"The artifacts should be owned by the public and not privately," Altschul said. "It's important that those items sit in the dirt. Once it gets out of the dirt, if it's not recovered adequately, it's just a thing on the shelf. It has no importance to history. You've lost the entire story of what that piece meant, and you lose all ability to reconstruct the past, the settlement of the West and how people lived.
"These are generally not the people in history books; they're not wealthy," he added. "The only thing that remains is the archaeological record. If you take that out, the story is gone. All it does is sit on your shelf."
Halford said the issue erupted with reality TV shows like National Geographic Channel's Diggers.
"It promotes people treasure hunting and unfortunately they don't give the proper message," Halford said. "It teaches folks that it's OK to go out and find this stuff and sell it. It's teaching people to go out and steal from the public."
For McMullen, detecting is only half the hunt. Once he finds an item, "it's a whole new treasure hunt, trying to find the history of the items," he said. "So you're on the Internet, doing Google searches, finding forums, talking to people. Eventually someone will know what it is. Then sometimes you'll see a picture of somebody in the old days wearing that exact item."
McMullen returns rings he finds along beaches on almost every trip he takes. A family recently called and asked him to find an engagement ring that a young woman threw out the car window during a fight with her fiance. He said he loves seeing the reaction people have when they think they'll never see something again.
"It's a community service that we do," he said.

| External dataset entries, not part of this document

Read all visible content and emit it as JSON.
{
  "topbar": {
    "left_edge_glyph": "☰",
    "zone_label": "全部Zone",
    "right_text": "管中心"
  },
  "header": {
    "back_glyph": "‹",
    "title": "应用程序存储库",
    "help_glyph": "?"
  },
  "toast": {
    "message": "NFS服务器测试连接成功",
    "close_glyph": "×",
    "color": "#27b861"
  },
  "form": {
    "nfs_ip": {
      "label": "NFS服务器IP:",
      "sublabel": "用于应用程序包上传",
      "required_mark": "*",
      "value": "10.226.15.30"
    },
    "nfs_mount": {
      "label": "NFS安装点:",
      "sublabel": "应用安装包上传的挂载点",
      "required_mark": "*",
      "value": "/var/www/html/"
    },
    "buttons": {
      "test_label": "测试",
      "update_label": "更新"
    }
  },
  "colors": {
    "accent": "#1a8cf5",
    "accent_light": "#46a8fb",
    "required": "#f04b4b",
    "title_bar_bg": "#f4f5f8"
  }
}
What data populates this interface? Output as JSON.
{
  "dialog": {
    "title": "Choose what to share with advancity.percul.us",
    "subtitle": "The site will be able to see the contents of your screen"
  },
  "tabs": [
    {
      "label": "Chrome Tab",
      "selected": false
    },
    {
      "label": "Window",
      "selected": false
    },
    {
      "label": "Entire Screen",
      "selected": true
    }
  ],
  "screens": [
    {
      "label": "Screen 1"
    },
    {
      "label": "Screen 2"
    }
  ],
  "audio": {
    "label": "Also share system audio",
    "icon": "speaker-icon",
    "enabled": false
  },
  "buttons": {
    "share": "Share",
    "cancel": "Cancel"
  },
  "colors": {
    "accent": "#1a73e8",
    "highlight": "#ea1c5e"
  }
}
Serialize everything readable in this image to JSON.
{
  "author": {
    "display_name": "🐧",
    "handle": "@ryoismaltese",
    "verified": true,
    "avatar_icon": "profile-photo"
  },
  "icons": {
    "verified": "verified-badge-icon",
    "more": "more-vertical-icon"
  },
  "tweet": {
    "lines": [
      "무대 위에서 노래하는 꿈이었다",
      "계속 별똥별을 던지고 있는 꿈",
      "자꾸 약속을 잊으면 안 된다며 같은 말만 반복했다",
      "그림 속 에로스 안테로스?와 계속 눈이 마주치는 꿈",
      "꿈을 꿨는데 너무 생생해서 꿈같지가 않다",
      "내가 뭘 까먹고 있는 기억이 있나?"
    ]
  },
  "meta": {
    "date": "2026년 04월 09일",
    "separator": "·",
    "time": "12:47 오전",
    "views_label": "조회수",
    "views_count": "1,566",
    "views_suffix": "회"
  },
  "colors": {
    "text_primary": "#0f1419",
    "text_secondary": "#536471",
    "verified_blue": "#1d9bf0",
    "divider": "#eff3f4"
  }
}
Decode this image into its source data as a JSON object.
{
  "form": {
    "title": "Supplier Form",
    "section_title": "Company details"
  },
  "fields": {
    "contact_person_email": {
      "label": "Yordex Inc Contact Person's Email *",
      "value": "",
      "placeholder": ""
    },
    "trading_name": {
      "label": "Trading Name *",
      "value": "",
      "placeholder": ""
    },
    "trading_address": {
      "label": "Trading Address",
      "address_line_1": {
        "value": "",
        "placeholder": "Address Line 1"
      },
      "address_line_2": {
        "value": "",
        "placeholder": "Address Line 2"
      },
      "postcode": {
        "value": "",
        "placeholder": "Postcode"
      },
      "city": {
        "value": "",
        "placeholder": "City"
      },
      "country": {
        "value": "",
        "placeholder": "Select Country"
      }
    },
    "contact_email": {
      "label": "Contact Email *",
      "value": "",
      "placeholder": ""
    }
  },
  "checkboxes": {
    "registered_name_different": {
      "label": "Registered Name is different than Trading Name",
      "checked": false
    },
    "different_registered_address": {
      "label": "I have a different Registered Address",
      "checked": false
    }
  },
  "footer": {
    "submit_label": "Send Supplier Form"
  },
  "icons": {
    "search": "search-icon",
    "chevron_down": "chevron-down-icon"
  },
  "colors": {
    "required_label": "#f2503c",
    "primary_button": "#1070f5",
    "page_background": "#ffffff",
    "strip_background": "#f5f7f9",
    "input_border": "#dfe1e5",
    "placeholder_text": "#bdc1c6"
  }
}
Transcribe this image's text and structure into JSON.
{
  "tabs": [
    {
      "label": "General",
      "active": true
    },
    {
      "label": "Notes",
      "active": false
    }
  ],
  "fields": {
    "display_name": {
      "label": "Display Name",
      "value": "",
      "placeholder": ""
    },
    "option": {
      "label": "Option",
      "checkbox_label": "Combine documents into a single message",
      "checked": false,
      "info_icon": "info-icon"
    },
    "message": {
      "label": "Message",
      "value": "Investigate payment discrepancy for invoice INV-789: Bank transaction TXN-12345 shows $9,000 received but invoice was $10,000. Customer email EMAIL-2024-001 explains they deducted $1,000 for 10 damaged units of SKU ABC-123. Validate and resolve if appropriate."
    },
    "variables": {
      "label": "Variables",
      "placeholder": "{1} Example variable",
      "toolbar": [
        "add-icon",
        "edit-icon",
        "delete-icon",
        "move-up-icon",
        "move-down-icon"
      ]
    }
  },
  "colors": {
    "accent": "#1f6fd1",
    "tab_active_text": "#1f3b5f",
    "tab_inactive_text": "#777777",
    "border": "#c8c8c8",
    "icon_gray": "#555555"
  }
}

As far as the gold nugget around McMullen's neck, he said if he does ever lose it, "Part of me hopes [the person who finds it] would try to track me down. And the other part of me says, 'Enjoy it. Have fun with it.' But I don't want to see it just sit in the ground because then no one gets to enjoy it."